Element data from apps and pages
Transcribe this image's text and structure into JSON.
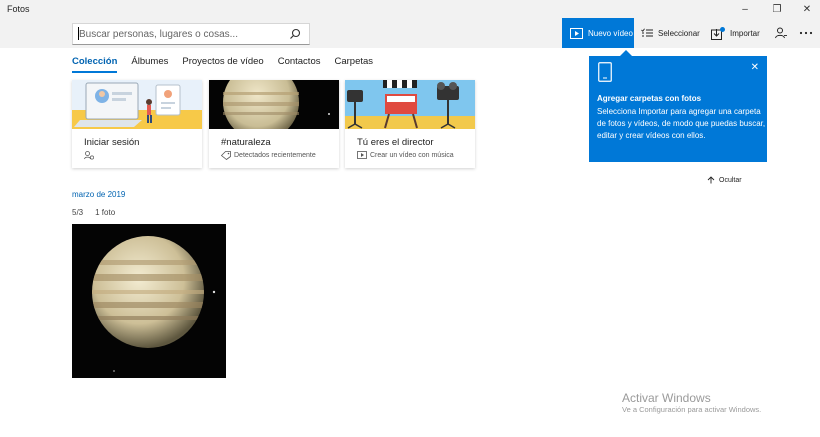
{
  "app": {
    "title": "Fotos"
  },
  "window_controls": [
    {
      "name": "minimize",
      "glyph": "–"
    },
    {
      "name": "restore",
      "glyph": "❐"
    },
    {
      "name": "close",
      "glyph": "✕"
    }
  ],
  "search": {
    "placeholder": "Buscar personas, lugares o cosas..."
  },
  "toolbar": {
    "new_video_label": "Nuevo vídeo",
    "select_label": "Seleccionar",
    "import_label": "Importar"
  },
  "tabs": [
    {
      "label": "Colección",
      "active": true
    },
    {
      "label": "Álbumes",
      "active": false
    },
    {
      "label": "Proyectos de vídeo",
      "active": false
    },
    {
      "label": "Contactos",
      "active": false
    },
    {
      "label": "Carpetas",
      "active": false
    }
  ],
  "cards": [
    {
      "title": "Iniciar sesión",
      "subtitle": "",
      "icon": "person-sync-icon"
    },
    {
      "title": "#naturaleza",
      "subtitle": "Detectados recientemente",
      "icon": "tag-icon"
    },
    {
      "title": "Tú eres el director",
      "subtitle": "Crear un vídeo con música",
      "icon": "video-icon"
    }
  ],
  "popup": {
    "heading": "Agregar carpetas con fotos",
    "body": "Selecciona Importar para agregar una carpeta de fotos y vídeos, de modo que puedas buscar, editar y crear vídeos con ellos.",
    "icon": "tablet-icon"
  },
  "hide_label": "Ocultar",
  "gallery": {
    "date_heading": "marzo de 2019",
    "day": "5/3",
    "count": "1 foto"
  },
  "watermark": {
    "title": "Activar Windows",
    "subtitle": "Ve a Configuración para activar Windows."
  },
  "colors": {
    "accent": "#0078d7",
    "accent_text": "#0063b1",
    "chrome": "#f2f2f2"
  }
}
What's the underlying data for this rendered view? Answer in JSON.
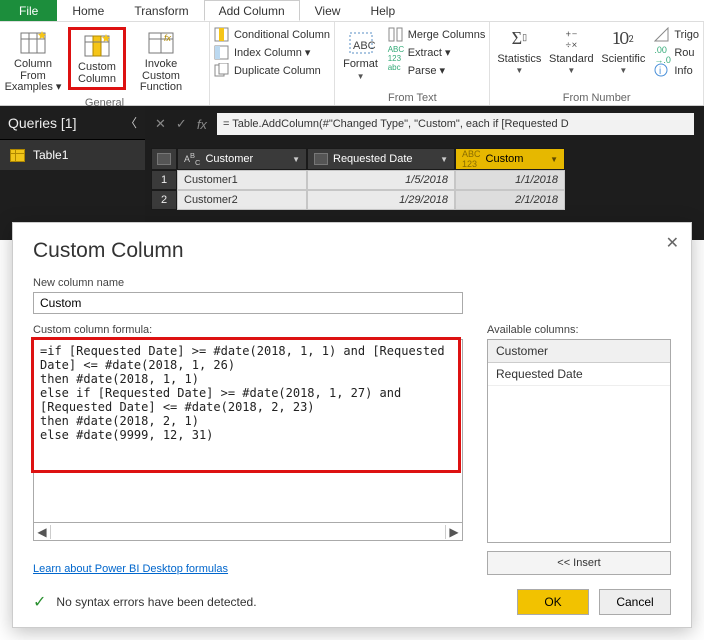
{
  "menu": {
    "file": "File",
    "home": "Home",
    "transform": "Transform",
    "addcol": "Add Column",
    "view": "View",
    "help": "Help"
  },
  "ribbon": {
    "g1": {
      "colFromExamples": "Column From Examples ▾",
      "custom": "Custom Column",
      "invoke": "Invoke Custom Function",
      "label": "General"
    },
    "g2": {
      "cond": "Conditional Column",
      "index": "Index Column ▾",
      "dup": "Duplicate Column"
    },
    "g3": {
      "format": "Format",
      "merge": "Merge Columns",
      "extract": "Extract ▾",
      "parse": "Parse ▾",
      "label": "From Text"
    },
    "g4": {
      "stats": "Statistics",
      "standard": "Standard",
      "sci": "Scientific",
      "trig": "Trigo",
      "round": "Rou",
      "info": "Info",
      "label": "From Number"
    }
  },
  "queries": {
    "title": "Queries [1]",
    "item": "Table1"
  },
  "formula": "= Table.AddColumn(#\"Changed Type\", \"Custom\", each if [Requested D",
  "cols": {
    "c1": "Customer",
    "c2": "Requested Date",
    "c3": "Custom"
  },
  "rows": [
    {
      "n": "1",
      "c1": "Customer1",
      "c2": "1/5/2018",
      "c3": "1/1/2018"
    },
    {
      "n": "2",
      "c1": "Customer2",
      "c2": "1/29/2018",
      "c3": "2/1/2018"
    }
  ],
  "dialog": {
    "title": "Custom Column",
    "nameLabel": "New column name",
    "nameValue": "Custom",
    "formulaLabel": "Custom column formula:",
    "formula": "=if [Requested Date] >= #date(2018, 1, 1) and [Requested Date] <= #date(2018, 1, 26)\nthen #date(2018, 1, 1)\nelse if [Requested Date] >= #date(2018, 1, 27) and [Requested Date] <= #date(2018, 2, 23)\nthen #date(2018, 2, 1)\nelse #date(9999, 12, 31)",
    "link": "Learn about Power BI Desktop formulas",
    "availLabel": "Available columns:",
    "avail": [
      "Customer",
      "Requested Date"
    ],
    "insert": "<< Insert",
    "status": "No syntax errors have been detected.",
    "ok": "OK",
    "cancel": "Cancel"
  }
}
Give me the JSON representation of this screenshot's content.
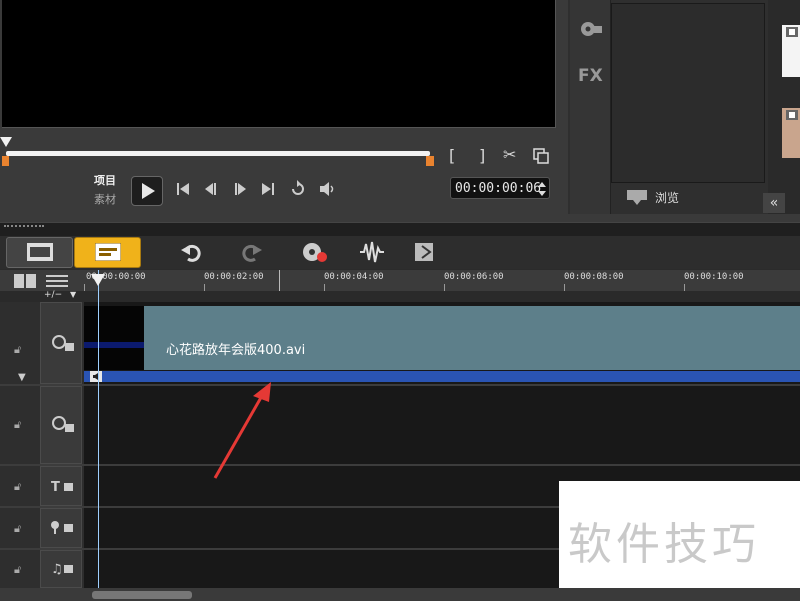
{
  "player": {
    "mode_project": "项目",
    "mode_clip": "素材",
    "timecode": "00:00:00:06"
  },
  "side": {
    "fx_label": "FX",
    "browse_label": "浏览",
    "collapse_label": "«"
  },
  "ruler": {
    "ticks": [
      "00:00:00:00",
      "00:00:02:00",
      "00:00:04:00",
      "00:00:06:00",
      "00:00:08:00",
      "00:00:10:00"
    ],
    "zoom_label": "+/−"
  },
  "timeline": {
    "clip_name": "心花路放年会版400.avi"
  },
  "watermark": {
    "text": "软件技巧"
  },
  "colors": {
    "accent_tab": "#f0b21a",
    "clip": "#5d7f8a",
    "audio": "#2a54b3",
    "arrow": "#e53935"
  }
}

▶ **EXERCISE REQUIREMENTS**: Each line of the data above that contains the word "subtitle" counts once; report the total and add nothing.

▶ **OUTPUT BELOW**: 4